Record excerpts below:

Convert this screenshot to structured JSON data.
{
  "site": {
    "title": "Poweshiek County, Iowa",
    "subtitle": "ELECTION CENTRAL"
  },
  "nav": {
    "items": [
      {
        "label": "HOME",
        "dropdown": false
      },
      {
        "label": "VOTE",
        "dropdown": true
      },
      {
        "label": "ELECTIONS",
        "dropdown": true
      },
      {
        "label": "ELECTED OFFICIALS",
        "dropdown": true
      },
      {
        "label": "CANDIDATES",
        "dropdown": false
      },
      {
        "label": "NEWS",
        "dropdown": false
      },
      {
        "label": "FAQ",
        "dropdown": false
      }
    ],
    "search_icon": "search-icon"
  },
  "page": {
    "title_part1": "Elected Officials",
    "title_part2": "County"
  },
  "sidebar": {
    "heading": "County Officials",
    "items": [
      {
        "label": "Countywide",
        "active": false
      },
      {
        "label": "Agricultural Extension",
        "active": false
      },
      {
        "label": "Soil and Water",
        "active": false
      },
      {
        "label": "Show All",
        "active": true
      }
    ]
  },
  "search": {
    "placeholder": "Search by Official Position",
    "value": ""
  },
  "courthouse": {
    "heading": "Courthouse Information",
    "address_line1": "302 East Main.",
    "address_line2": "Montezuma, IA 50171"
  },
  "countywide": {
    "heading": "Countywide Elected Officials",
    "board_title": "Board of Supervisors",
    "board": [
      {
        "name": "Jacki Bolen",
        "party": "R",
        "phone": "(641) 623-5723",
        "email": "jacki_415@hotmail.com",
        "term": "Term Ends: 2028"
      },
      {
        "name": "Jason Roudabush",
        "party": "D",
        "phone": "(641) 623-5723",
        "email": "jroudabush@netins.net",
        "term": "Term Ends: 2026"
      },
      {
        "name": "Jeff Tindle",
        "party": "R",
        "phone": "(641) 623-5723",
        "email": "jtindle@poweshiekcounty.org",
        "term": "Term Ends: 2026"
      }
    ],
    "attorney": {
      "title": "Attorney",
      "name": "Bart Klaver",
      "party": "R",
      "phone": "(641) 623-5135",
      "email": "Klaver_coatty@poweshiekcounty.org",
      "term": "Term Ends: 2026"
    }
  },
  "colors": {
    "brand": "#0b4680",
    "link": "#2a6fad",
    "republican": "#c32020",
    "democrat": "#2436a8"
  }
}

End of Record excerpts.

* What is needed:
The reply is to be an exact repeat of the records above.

* Response to this exercise:
Convert this screenshot to structured JSON data.
{
  "site": {
    "title": "Poweshiek County, Iowa",
    "subtitle": "ELECTION CENTRAL"
  },
  "nav": {
    "items": [
      {
        "label": "HOME",
        "dropdown": false
      },
      {
        "label": "VOTE",
        "dropdown": true
      },
      {
        "label": "ELECTIONS",
        "dropdown": true
      },
      {
        "label": "ELECTED OFFICIALS",
        "dropdown": true
      },
      {
        "label": "CANDIDATES",
        "dropdown": false
      },
      {
        "label": "NEWS",
        "dropdown": false
      },
      {
        "label": "FAQ",
        "dropdown": false
      }
    ],
    "search_icon": "search-icon"
  },
  "page": {
    "title_part1": "Elected Officials",
    "title_part2": "County"
  },
  "sidebar": {
    "heading": "County Officials",
    "items": [
      {
        "label": "Countywide",
        "active": false
      },
      {
        "label": "Agricultural Extension",
        "active": false
      },
      {
        "label": "Soil and Water",
        "active": false
      },
      {
        "label": "Show All",
        "active": true
      }
    ]
  },
  "search": {
    "placeholder": "Search by Official Position",
    "value": ""
  },
  "courthouse": {
    "heading": "Courthouse Information",
    "address_line1": "302 East Main.",
    "address_line2": "Montezuma, IA 50171"
  },
  "countywide": {
    "heading": "Countywide Elected Officials",
    "board_title": "Board of Supervisors",
    "board": [
      {
        "name": "Jacki Bolen",
        "party": "R",
        "phone": "(641) 623-5723",
        "email": "jacki_415@hotmail.com",
        "term": "Term Ends: 2028"
      },
      {
        "name": "Jason Roudabush",
        "party": "D",
        "phone": "(641) 623-5723",
        "email": "jroudabush@netins.net",
        "term": "Term Ends: 2026"
      },
      {
        "name": "Jeff Tindle",
        "party": "R",
        "phone": "(641) 623-5723",
        "email": "jtindle@poweshiekcounty.org",
        "term": "Term Ends: 2026"
      }
    ],
    "attorney": {
      "title": "Attorney",
      "name": "Bart Klaver",
      "party": "R",
      "phone": "(641) 623-5135",
      "email": "Klaver_coatty@poweshiekcounty.org",
      "term": "Term Ends: 2026"
    }
  },
  "colors": {
    "brand": "#0b4680",
    "link": "#2a6fad",
    "republican": "#c32020",
    "democrat": "#2436a8"
  }
}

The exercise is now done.